According to a statement issued by Anthem, who were formerly known as Wellpoint, both current and former customers are at risk after the hackers managed to gain access to systems containing names, birthdays, medical IDs/social security numbers, street addresses, email addresses and employment information. Income data of customers was also exposed to the hackers.

As is the norm these days, the company describes the hack as “very sophisticated”. No-one, after all, likes to admit that a security breach was plain and ordinary – as that would look like they were caught napping.

Anthem statement

Anthem says that it has made attempts to close down the vulnerability (details of which are currently undisclosed) through which the hackers managed to gain access, and called in law enforcement and security specialists to help them investigate the breach.

Fortunately, there is no evidence at the moment that payment card information or medical data (such as claims or test results) were compromised. Nonetheless, it seems possible that the personal information of tens of millions of Americans have fallen into the hands of criminals, who could now exploit the details for their own gain.

It appears that amongst the victims of the hack are employees of the health insurer, including Anthem’s President and CEO, Joseph R Swedish, as he explained in a statement about the breach:

“Anthem’s own associates’ personal information – including my own – was accessed during this security breach. We join you in your concern and frustration, and I assure you that we are working around the clock to do everything we can to further secure your data.”

The following plans are said to be affected:

  • Anthem Blue Cross
  • Anthem Blue Cross and Blue Shield
  • Blue Cross and Blue Shield of Georgia
  • Empire Blue Cross and Blue Shield
  • Amerigroup
  • Caremore
  • Unicare
  • Healthlink
  • DeCare

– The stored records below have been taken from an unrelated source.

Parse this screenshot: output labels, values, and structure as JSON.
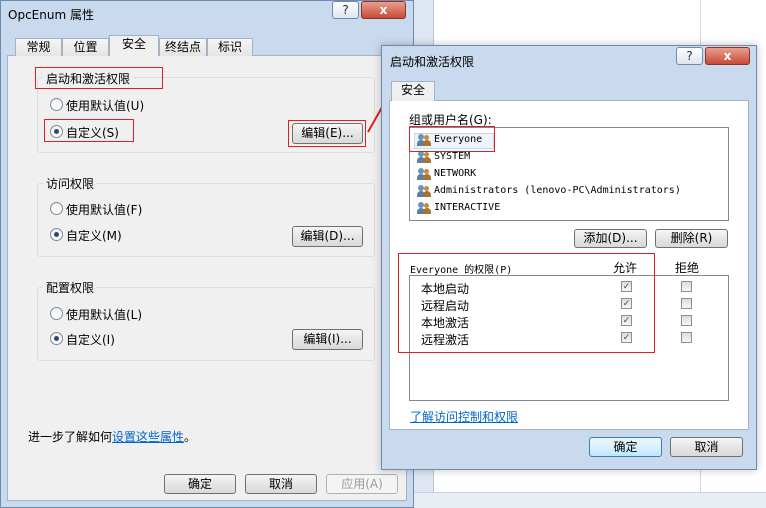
{
  "background": {},
  "props_window": {
    "title": "OpcEnum 属性",
    "help": "?",
    "close": "x",
    "tabs": [
      "常规",
      "位置",
      "安全",
      "终结点",
      "标识"
    ],
    "groups": [
      {
        "title": "启动和激活权限",
        "opt_default": "使用默认值(U)",
        "opt_custom": "自定义(S)",
        "edit": "编辑(E)..."
      },
      {
        "title": "访问权限",
        "opt_default": "使用默认值(F)",
        "opt_custom": "自定义(M)",
        "edit": "编辑(D)..."
      },
      {
        "title": "配置权限",
        "opt_default": "使用默认值(L)",
        "opt_custom": "自定义(I)",
        "edit": "编辑(I)..."
      }
    ],
    "learn_prefix": "进一步了解如何",
    "learn_link": "设置这些属性",
    "learn_suffix": "。",
    "ok": "确定",
    "cancel": "取消",
    "apply": "应用(A)"
  },
  "perm_window": {
    "title": "启动和激活权限",
    "help": "?",
    "close": "x",
    "tab": "安全",
    "users_label": "组或用户名(G):",
    "users": [
      "Everyone",
      "SYSTEM",
      "NETWORK",
      "Administrators (lenovo-PC\\Administrators)",
      "INTERACTIVE"
    ],
    "add": "添加(D)...",
    "remove": "删除(R)",
    "perm_header": "Everyone 的权限(P)",
    "allow": "允许",
    "deny": "拒绝",
    "permissions": [
      {
        "name": "本地启动",
        "allow": true,
        "deny": false
      },
      {
        "name": "远程启动",
        "allow": true,
        "deny": false
      },
      {
        "name": "本地激活",
        "allow": true,
        "deny": false
      },
      {
        "name": "远程激活",
        "allow": true,
        "deny": false
      }
    ],
    "learn_link": "了解访问控制和权限",
    "ok": "确定",
    "cancel": "取消"
  },
  "annotation_color": "#e02020",
  "checkmark": "✓"
}
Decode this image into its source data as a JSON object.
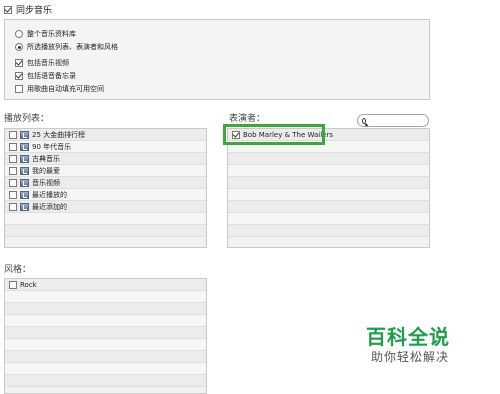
{
  "sync": {
    "label": "同步音乐",
    "checked": true
  },
  "options": {
    "radios": [
      {
        "label": "整个音乐资料库",
        "selected": false
      },
      {
        "label": "所选播放列表、表演者和风格",
        "selected": true
      }
    ],
    "checkboxes": [
      {
        "label": "包括音乐视频",
        "checked": true
      },
      {
        "label": "包括语音备忘录",
        "checked": true
      },
      {
        "label": "用歌曲自动填充可用空间",
        "checked": false
      }
    ]
  },
  "playlists": {
    "label": "播放列表：",
    "items": [
      {
        "label": "25 大金曲排行榜",
        "checked": false
      },
      {
        "label": "90 年代音乐",
        "checked": false
      },
      {
        "label": "古典音乐",
        "checked": false
      },
      {
        "label": "我的最爱",
        "checked": false
      },
      {
        "label": "音乐视频",
        "checked": false
      },
      {
        "label": "最近播放的",
        "checked": false
      },
      {
        "label": "最近添加的",
        "checked": false
      }
    ]
  },
  "artists": {
    "label": "表演者：",
    "search_placeholder": "",
    "items": [
      {
        "label": "Bob Marley & The Wailers",
        "checked": true
      }
    ],
    "highlight_color": "#3aa83a"
  },
  "genres": {
    "label": "风格：",
    "items": [
      {
        "label": "Rock",
        "checked": false
      }
    ]
  },
  "watermark": {
    "main": "百科全说",
    "sub": "助你轻松解决"
  }
}
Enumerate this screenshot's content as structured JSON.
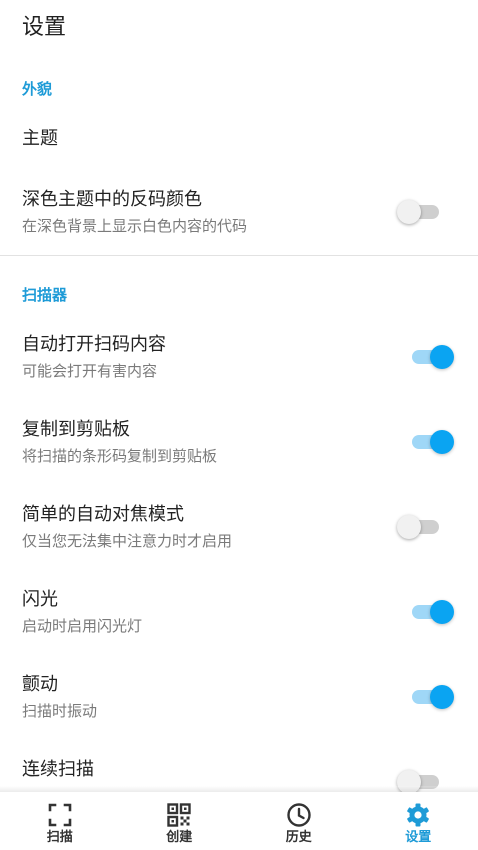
{
  "page": {
    "title": "设置"
  },
  "appearance": {
    "header": "外貌",
    "theme": {
      "title": "主题"
    },
    "inverted": {
      "title": "深色主题中的反码颜色",
      "subtitle": "在深色背景上显示白色内容的代码",
      "enabled": false
    }
  },
  "scanner": {
    "header": "扫描器",
    "items": [
      {
        "title": "自动打开扫码内容",
        "subtitle": "可能会打开有害内容",
        "enabled": true
      },
      {
        "title": "复制到剪贴板",
        "subtitle": "将扫描的条形码复制到剪贴板",
        "enabled": true
      },
      {
        "title": "简单的自动对焦模式",
        "subtitle": "仅当您无法集中注意力时才启用",
        "enabled": false
      },
      {
        "title": "闪光",
        "subtitle": "启动时启用闪光灯",
        "enabled": true
      },
      {
        "title": "颤动",
        "subtitle": "扫描时振动",
        "enabled": true
      },
      {
        "title": "连续扫描",
        "enabled": false
      }
    ]
  },
  "nav": {
    "items": [
      {
        "label": "扫描",
        "icon": "scan-icon"
      },
      {
        "label": "创建",
        "icon": "qr-code-icon"
      },
      {
        "label": "历史",
        "icon": "clock-icon"
      },
      {
        "label": "设置",
        "icon": "gear-icon",
        "active": true
      }
    ]
  },
  "colors": {
    "accent": "#1e9bd7",
    "switch_on": "#0aa4f2",
    "switch_on_track": "#9fd7f7",
    "switch_off_track": "#cfcfcf"
  }
}
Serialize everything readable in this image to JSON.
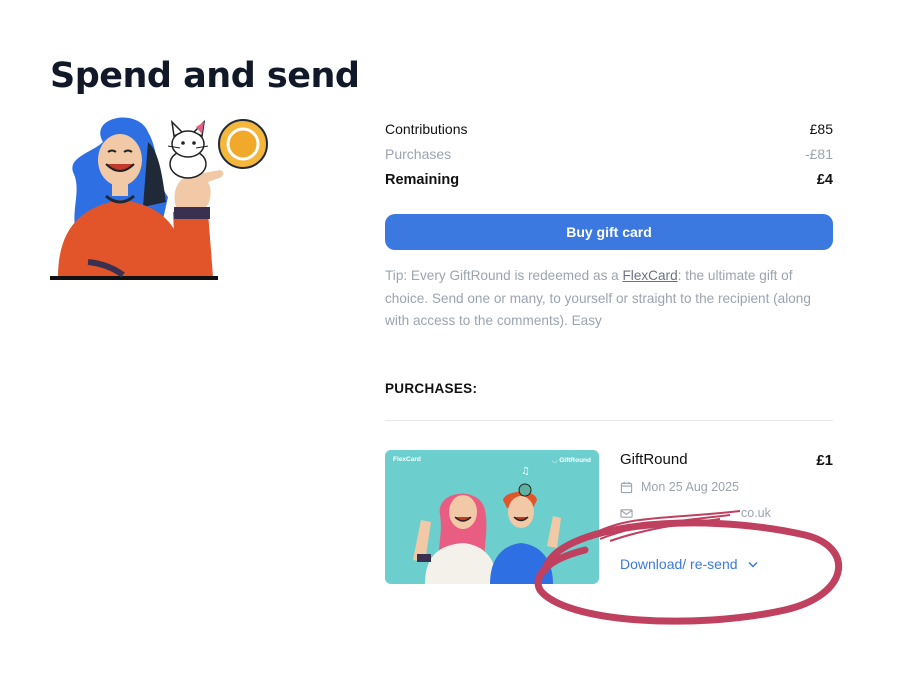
{
  "page": {
    "title": "Spend and send"
  },
  "summary": {
    "rows": [
      {
        "label": "Contributions",
        "value": "£85"
      },
      {
        "label": "Purchases",
        "value": "-£81"
      },
      {
        "label": "Remaining",
        "value": "£4"
      }
    ]
  },
  "actions": {
    "buy_label": "Buy gift card"
  },
  "tip": {
    "prefix": "Tip: Every GiftRound is redeemed as a ",
    "link": "FlexCard",
    "suffix": ": the ultimate gift of choice. Send one or many, to yourself or straight to the recipient (along with access to the comments). Easy"
  },
  "purchases": {
    "heading": "PURCHASES:",
    "items": [
      {
        "card_brand": "FlexCard",
        "card_logo": "GiftRound",
        "name": "GiftRound",
        "price": "£1",
        "date": "Mon 25 Aug 2025",
        "email_visible": "co.uk",
        "action_label": "Download/ re-send",
        "icons": {
          "date": "calendar-icon",
          "email": "mail-icon",
          "action": "chevron-down-icon"
        }
      }
    ]
  },
  "colors": {
    "accent": "#3b79e0",
    "card_bg": "#6dcfcd",
    "annotation": "#c0405f"
  }
}
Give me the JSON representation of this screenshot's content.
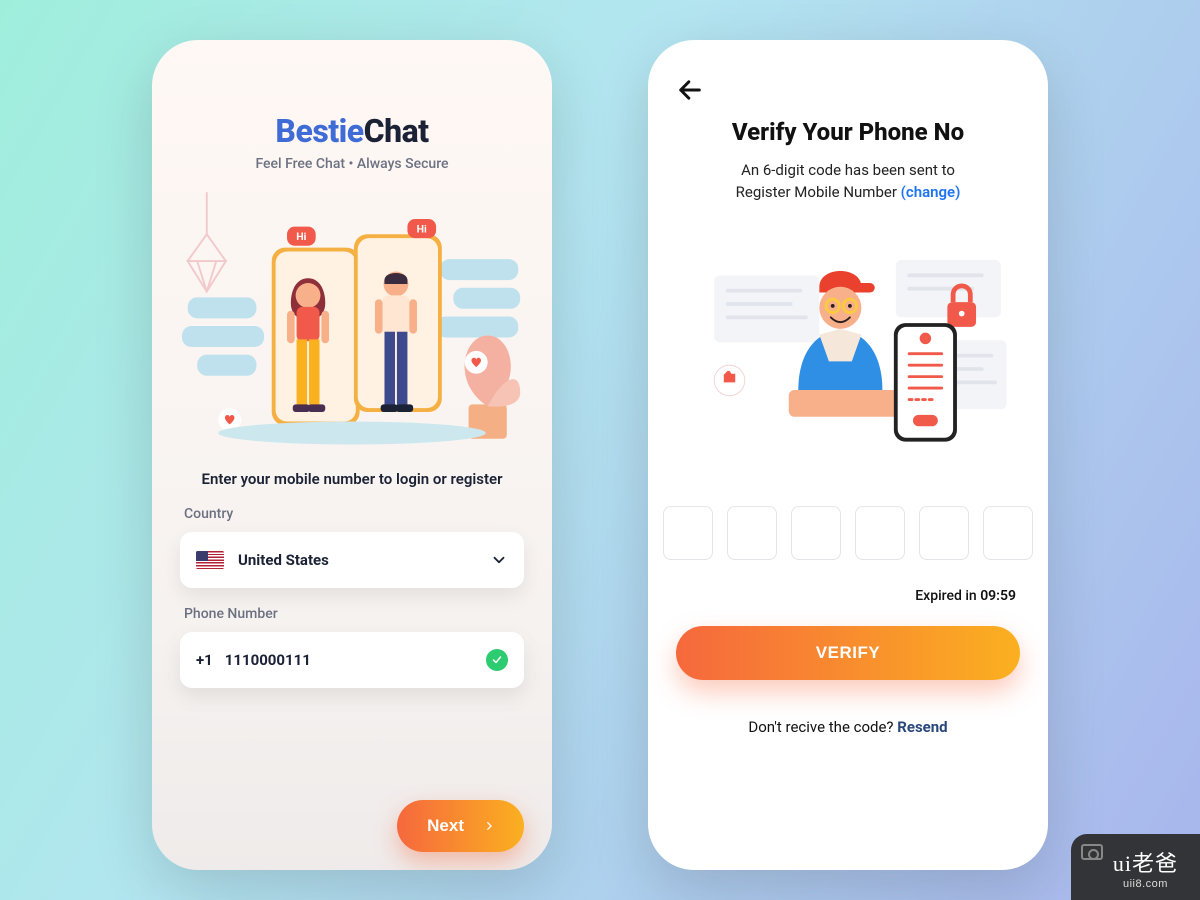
{
  "login": {
    "brand": {
      "part1": "Bestie",
      "part2": "Chat"
    },
    "tagline": "Feel Free Chat • Always Secure",
    "illustration": {
      "bubble_hi": "Hi"
    },
    "prompt": "Enter your mobile number to login or register",
    "country_label": "Country",
    "country_value": "United States",
    "phone_label": "Phone Number",
    "dial_code": "+1",
    "phone_value": "1110000111",
    "next_label": "Next"
  },
  "verify": {
    "title": "Verify Your Phone No",
    "subtitle_line1": "An 6-digit code has been sent to",
    "subtitle_line2_prefix": "Register Mobile Number ",
    "change_label": "(change)",
    "otp_count": 6,
    "expiry_prefix": "Expired in ",
    "expiry_time": "09:59",
    "verify_label": "VERIFY",
    "resend_prefix": "Don't recive the code? ",
    "resend_label": "Resend"
  },
  "watermark": {
    "brand": "ui老爸",
    "url": "uii8.com"
  }
}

Anthem has put together an online FAQ for concerned customers, and says it will contact those affected by the security breach in the coming weeks via mail.

In addition, they have made a toll-free number available for current and former members to call if they have any questions (1-877-263-7995).

Anthem website

I’m pleased to see Anthem publishing information about the security breach online, and I’m sure customers will be grateful that the company has not tried to hide away the news, but is at least trying to alert visitors to its website at anthem.com that there has been a serious incident.

But what’s really necessary is for companies and organisations to do a better job at protecting our personal information. Too many firms who are entrusted with data from the general public are finding themselves in the uncomfortable position of admitting that they have been hacked. Consumers deserve better than this, and need to feel as though organisations are as good as their word and doing everything possible to minimise the potential for an attack to succeed.

Editor’s Note: The opinions expressed in this guest author article are solely those of the contributor, and do not necessarily reflect those of Tripwire, Inc. If you are interesting in contributing to The State of Security, contact us here.

Hacking Point of Sale
  • Vito

    This is a security disaster that is likely to create problems it will take years to solve. Social security number and date of birth are all that is necessary for a bad guy to do huge damage via identity theft. It happened to me, and it took several years to clean up the mess.

    The whole thing is due to the presumption that a federally issued social security number is a good way for businesses to identify their customers. It's no such thing . When you think it through, using such standardized information for universal identification purposes is just exactly as stupid as using the same password for multiple websites. There is no difference in principle.

    Social security numbers are issued by the Feds and should be used only by the Feds. Let Anthem and other businesses come up with their own way of identifying their customers. Leave the damned social security numbers alone. In that way, invasions like this one can do only very limited damage to customers.

    Being forced to have a social security number is bad enough in the first place. It should be usable ONLY with the Feds, and nowhere else.